Can’t Get You Out of My Head: the best tracks from the new Adam Curtis documentary
Few documentary filmmakers care more about music than Adam Curtis. Since his award winning 2002 film, The Century of the Self, Curtis’ baroque style has returned – year on year – to haunt the BBC airwaves like a spectre, each time supported by an extraordinary soundtrack. Reportedly, Curtis delayed the release of his new six-part series, Can’t Get You Out of My Head, because he couldn’t think of the right song to end it on.
We’ve given you a list of our ten favourites off the show… but it’s funny, his aesthetic is so pronounced that a lot of them just feel like ‘Adam Curtis Songs’ – he’s become a genre unto himself.
Amon Düül II - 'You’re not Alone'
Amon Düül II came straight out of the German student movement of the 1960s, coming together to form an art commune and eventually a band. Amon Düül II’s approach to music-making was to experiment with all the reckless abandon of the era. ‘You’re not Alone’ feels hauntingly expansive and is a lesser known song from 1974 album, Hijack.
The Specials - 'Do Nothing'
It’s hard not to be infected by the joyful, laziness of this record. There’s a bizarre contradiction at the heart of the track, which is at once cheerfully carefree and deeply nihilistic. Frontman Jerry Dammers swaggers about the song, confessing in blithe sincerity that "I'm just living in a life without meaning".
Aphex Twin - 'Avril 14th'
In our postmodern age, Aphex Twin has been afforded near-mythic status – and rightly so; he’s somehow capable of almost anything. 'Avril 14th' has been likened to the work of Eric Satie by established music critics.
Marlene Dietrich - 'Sag Mir Wo Die Blumen Sind'
This is a cover of ‘Where Have all the Flowers Gone’ by socialist troubadour Pete Seeger. It’s an incredible cover, by an iconic woman who fled Nazi Germany – donating most of her earnings to assist Jewish asylum seekers. ‘Sag Mir Wo Die Blumen Sind’ builds with each concurrent verse, adding a symphonic grandness to the original cover.
The Incredible String Band - 'Air'
Nothing invokes the hubristic sentiment of the British hippy movement more than ‘Air’ by The Incredible String Band. ‘Air’ is completely haunting and totally contented, it’s the sound of sinking back into the daisies.

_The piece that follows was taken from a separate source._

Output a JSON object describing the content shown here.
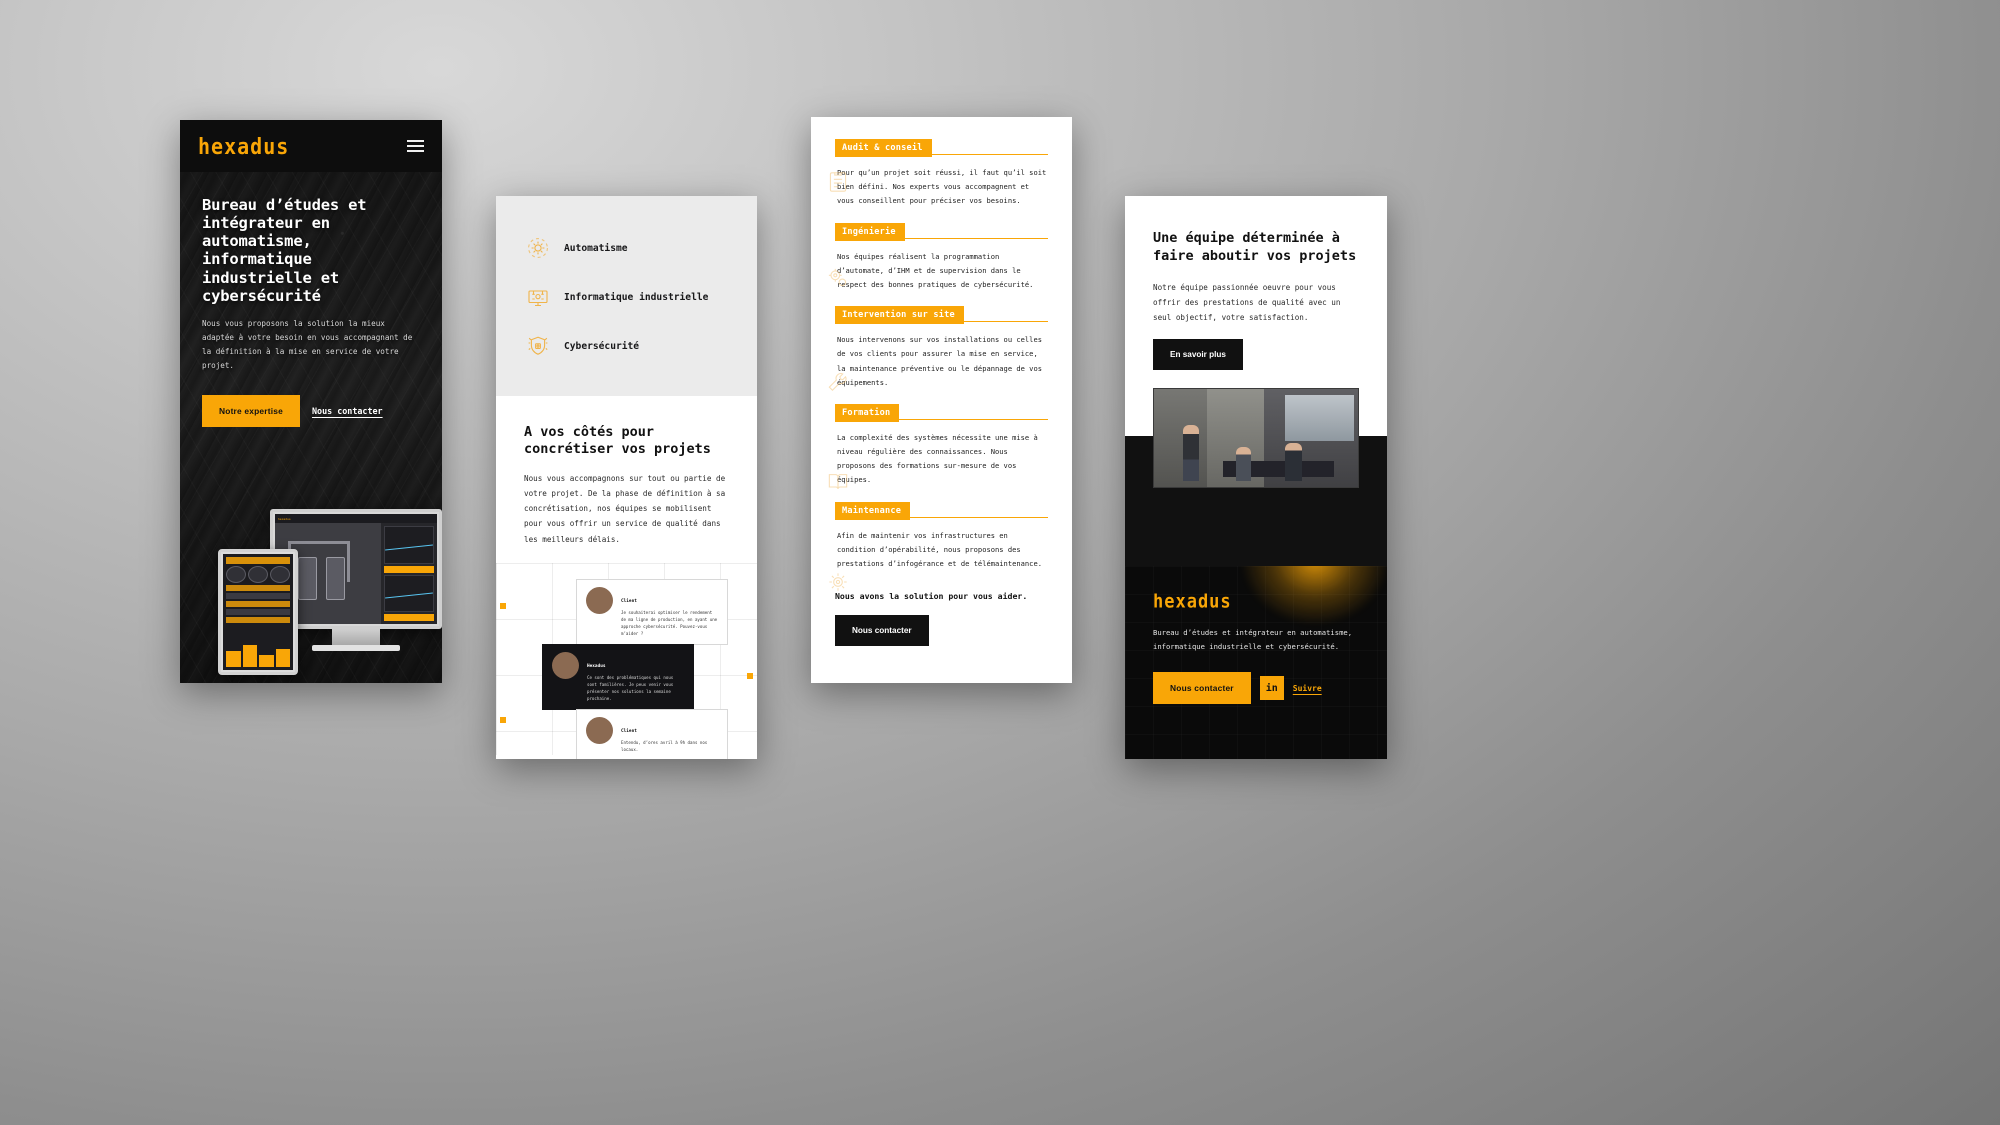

Curtis is, of course, deeply critical of this tendency, seeing it as the start of the age of the individual, and the beginning of a countercultural retreat away from the dream of radical change.
2Pac - 'Violent'
In Can’t Get You Out of My Head, Curtis tells the story of a Tupac Shakur’s mother, Afeni Shakur, a militant activist and member of the Black Panthers. She, and 20 other members were acquitted for conspiring to bomb police stations and department stores in New York City. In many ways, 2Pac takes on his mother’s radical legacy via his music.
Egor i Opizdenevshie - 'Eternal Spring'
This track is one of Egor Letov’s many side projects. Letov is the founder of the dissident band, Grazhdanskaya Oborona (‘GROB’ for short) and a major player in the Siberian punk explosion. Letov was committed to a mental ward after the mother of his second guitarist denounced him to the KGB. These grainy recordings are all that survive of an incredibly interesting Soviet cultural turn.
Burial - 'Forgive'
What Adam Curtis list would be complete without a nod to Burial? The reclusive maverick’s ghostly compositions have been a stalwart of Curtis’ soundtracks for a long time. For his latest work, he’s chosen ‘Forgive’ off Burial’s eponymous 2006 LP.
The Sex Pistols, Edward Tudor-Pole - 'Who Killed Bambi?'
This novelty track from The Great Rock and Roll Swindle is wonderfully bizarre. By the time the song was recorded, John Lydon had up and left the group, leaving Edward Tudor-Pole to employ a sarcastically exaggerated hillbilly drawl, asking “Who killed Bam-bi?!” over and over. Though it’s a thing of silliness, it retains the Pistols’ trademark ‘fuck you buddy’ attitude.
Schneider TM - 'The Light 3000'
Finally, here’s an electronic re-telling of The Smith’s sadboy anthem, ‘There is a light that never goes out.’ This cover re-invents the song, employing modulators and drum-machines to recite it though the mind of the living machine. As with all great covers, Schneider TM extracts the feeling of the original, bringing it forward into a completely new context. It’s quite moving.
Can't Get You Out Of My Head is available to stream on BBC iPlayer now.